- Jules Verne & Icelandic Horse
- Icelandic Pony in William Morris' Kitchen
- Icelandic Horse Books
- Icelandic Breeding Standards
- Best of Blessi Stories
- Is this trotty, pacey or clear tolt or rack
- MCOA Hereditary Eye Defect in Silver Dapples
- Bone Spavin in the Icelandic Horse
- Velkomin, Bienvenu--How to translate Blessiblog
- MtDNA Origins of the Icelandic Horse
- Icelandic Horse Twins--A Wonderful and Cautionary Tale
- Using World Fengur
Tuesday, June 18, 2013
Horse Personality Test
I find such questionnaires useful because they make you think about your horse and how it reacts to stimuli. You can also compare how you categorize your horse with how your trainer categorizes your horse and discuss why you have similarities and differences of opinion and how that may affect a training program.

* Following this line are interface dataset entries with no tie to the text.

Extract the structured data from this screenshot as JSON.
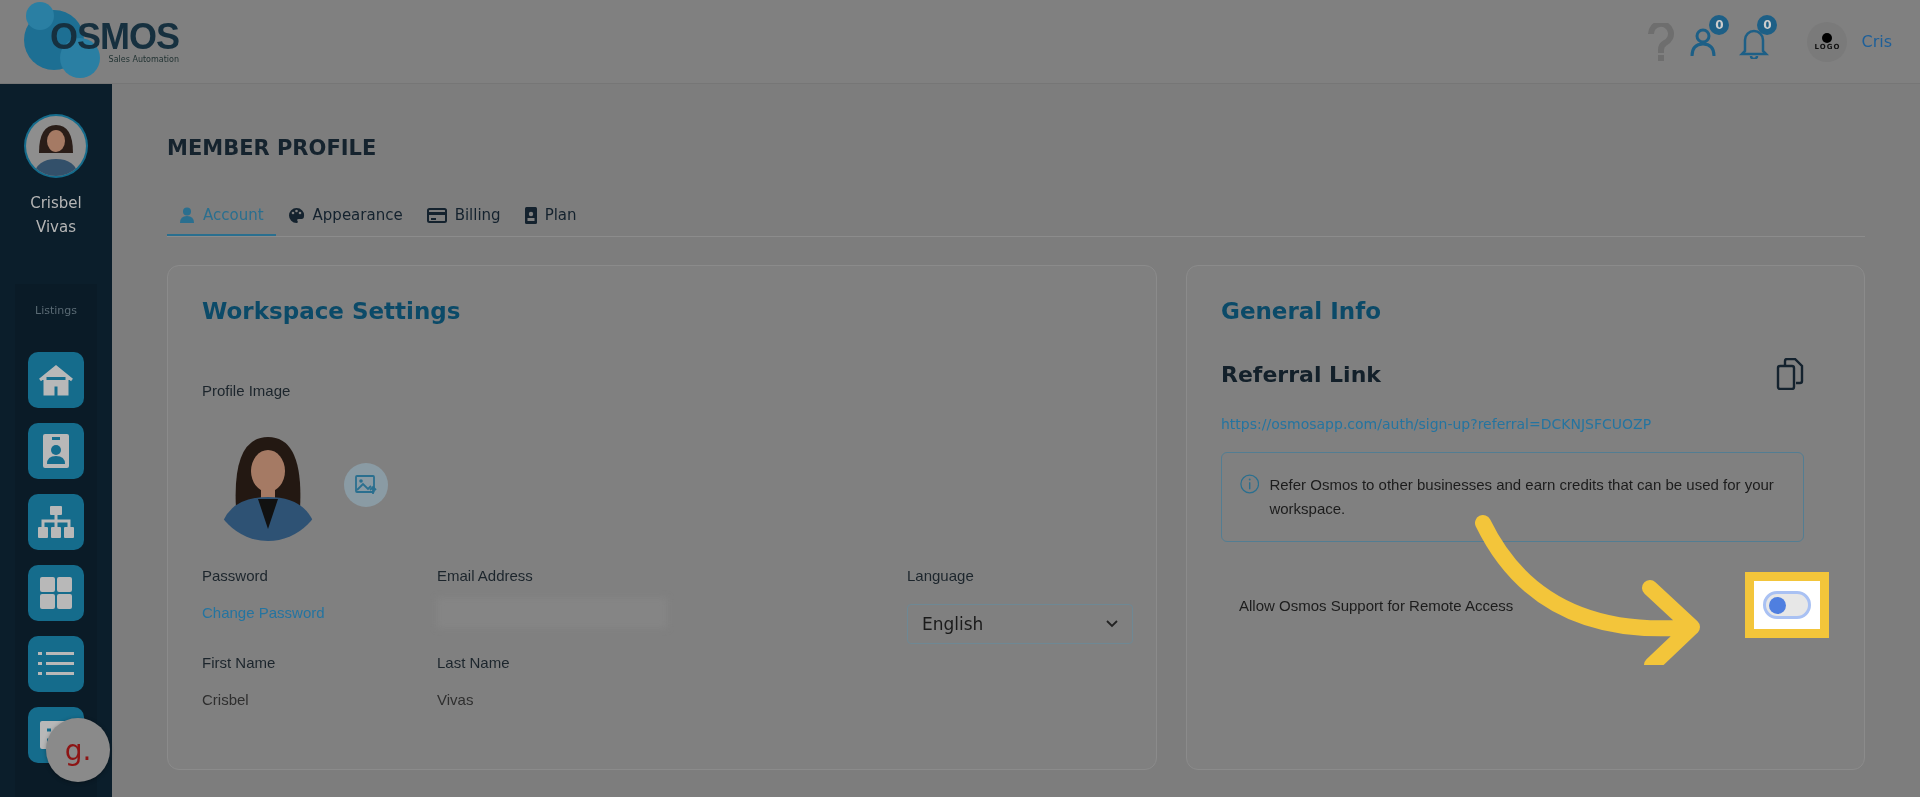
{
  "header": {
    "brand": "OSMOS",
    "tagline": "Sales Automation",
    "contacts_badge": "0",
    "notifications_badge": "0",
    "company_logo_text": "LOGO",
    "user": "Cris"
  },
  "sidebar": {
    "user_name": "Crisbel Vivas",
    "section": "Listings",
    "items": [
      {
        "kind": "home"
      },
      {
        "kind": "contact"
      },
      {
        "kind": "hierarchy"
      },
      {
        "kind": "grid"
      },
      {
        "kind": "list"
      },
      {
        "kind": "invoice"
      }
    ]
  },
  "chat_widget": {
    "label": "g."
  },
  "page": {
    "title": "MEMBER PROFILE",
    "tabs": [
      {
        "label": "Account",
        "kind": "user",
        "selected": true
      },
      {
        "label": "Appearance",
        "kind": "palette",
        "selected": false
      },
      {
        "label": "Billing",
        "kind": "card",
        "selected": false
      },
      {
        "label": "Plan",
        "kind": "badge",
        "selected": false
      }
    ]
  },
  "workspace": {
    "title": "Workspace Settings",
    "profile_image_label": "Profile Image",
    "fields": [
      {
        "label": "Password",
        "value": "Change Password",
        "kind": "link"
      },
      {
        "label": "Email Address",
        "kind": "redacted"
      },
      {
        "label": "Language",
        "value": "English",
        "kind": "select"
      },
      {
        "label": "First Name",
        "value": "Crisbel",
        "kind": "text"
      },
      {
        "label": "Last Name",
        "value": "Vivas",
        "kind": "text"
      }
    ]
  },
  "general_info": {
    "title": "General Info",
    "referral_title": "Referral Link",
    "referral_url": "https://osmosapp.com/auth/sign-up?referral=DCKNJSFCUOZP",
    "info": "Refer Osmos to other businesses and earn credits that can be used for your workspace.",
    "remote_access": {
      "label": "Allow Osmos Support for Remote Access",
      "on": false
    }
  }
}
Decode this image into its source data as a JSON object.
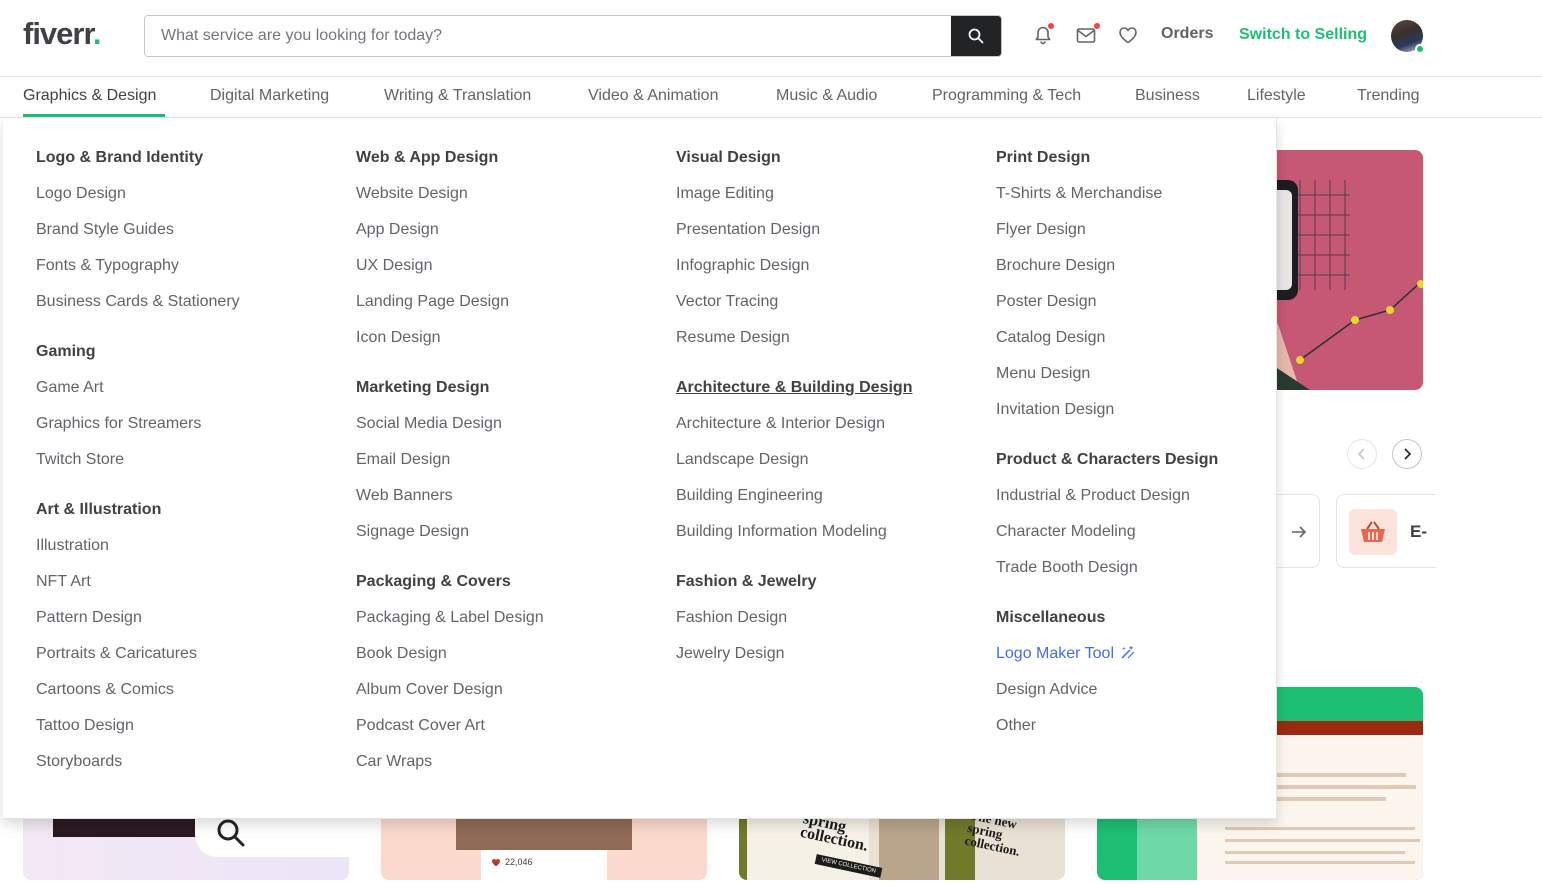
{
  "header": {
    "logo_text": "fiverr",
    "logo_dot": ".",
    "search_placeholder": "What service are you looking for today?",
    "orders_label": "Orders",
    "switch_label": "Switch to Selling"
  },
  "categories": [
    {
      "label": "Graphics & Design"
    },
    {
      "label": "Digital Marketing"
    },
    {
      "label": "Writing & Translation"
    },
    {
      "label": "Video & Animation"
    },
    {
      "label": "Music & Audio"
    },
    {
      "label": "Programming & Tech"
    },
    {
      "label": "Business"
    },
    {
      "label": "Lifestyle"
    },
    {
      "label": "Trending"
    }
  ],
  "menu": {
    "columns": [
      {
        "groups": [
          {
            "heading": "Logo & Brand Identity",
            "items": [
              "Logo Design",
              "Brand Style Guides",
              "Fonts & Typography",
              "Business Cards & Stationery"
            ]
          },
          {
            "heading": "Gaming",
            "items": [
              "Game Art",
              "Graphics for Streamers",
              "Twitch Store"
            ]
          },
          {
            "heading": "Art & Illustration",
            "items": [
              "Illustration",
              "NFT Art",
              "Pattern Design",
              "Portraits & Caricatures",
              "Cartoons & Comics",
              "Tattoo Design",
              "Storyboards"
            ]
          }
        ]
      },
      {
        "groups": [
          {
            "heading": "Web & App Design",
            "items": [
              "Website Design",
              "App Design",
              "UX Design",
              "Landing Page Design",
              "Icon Design"
            ]
          },
          {
            "heading": "Marketing Design",
            "items": [
              "Social Media Design",
              "Email Design",
              "Web Banners",
              "Signage Design"
            ]
          },
          {
            "heading": "Packaging & Covers",
            "items": [
              "Packaging & Label Design",
              "Book Design",
              "Album Cover Design",
              "Podcast Cover Art",
              "Car Wraps"
            ]
          }
        ]
      },
      {
        "groups": [
          {
            "heading": "Visual Design",
            "items": [
              "Image Editing",
              "Presentation Design",
              "Infographic Design",
              "Vector Tracing",
              "Resume Design"
            ]
          },
          {
            "heading": "Architecture & Building Design",
            "items": [
              "Architecture & Interior Design",
              "Landscape Design",
              "Building Engineering",
              "Building Information Modeling"
            ]
          },
          {
            "heading": "Fashion & Jewelry",
            "items": [
              "Fashion Design",
              "Jewelry Design"
            ]
          }
        ]
      },
      {
        "groups": [
          {
            "heading": "Print Design",
            "items": [
              "T-Shirts & Merchandise",
              "Flyer Design",
              "Brochure Design",
              "Poster Design",
              "Catalog Design",
              "Menu Design",
              "Invitation Design"
            ]
          },
          {
            "heading": "Product & Characters Design",
            "items": [
              "Industrial & Product Design",
              "Character Modeling",
              "Trade Booth Design"
            ]
          },
          {
            "heading": "Miscellaneous",
            "items": [
              "Logo Maker Tool",
              "Design Advice",
              "Other"
            ]
          }
        ]
      }
    ]
  },
  "background": {
    "card_label": "E-",
    "likes_count": "22,046",
    "collection_text": "spring collection.",
    "collection_text_2": "The new spring collection.",
    "view_collection": "VIEW COLLECTION"
  },
  "colors": {
    "brand_green": "#1dbf73",
    "text_dark": "#404145",
    "text_muted": "#62646a",
    "link_blue": "#446ee7",
    "notification_red": "#f74040",
    "hero_pink": "#c65874"
  }
}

Sometimes the results of these questionnaires can vary widely for the same horse depending on who is answering the questions. My friends and I answered these questions about our horses and sometimes we agreed about how the horse was described and sometimes we differed widely. In fact, we often disagreed about how to answer the individual questions about each horse. To me, your left-brain introvert is a right brained extrovert and vice versa.
This questionnaire is designed as a forced choice. You must select one of two choices as best representing your horse. Interestingly, I could not answer about 25% of the questions because they just did not apply to Blessi or the results would vary greatly depending on situation. Some examples:
33. My horse can spin on a dime.
34. He goes more slowly the more you push him.
5. My horse likes to see the tail of another horse in front of him.
6. He has a lot of endurance.
So I don't know if Icelandics tend to not fit the typical stereotypes of how horses tend to react or I am being too literal in reading the questions. I do know that I would be reluctant to apply prescribed training methods just based on the results of this survey.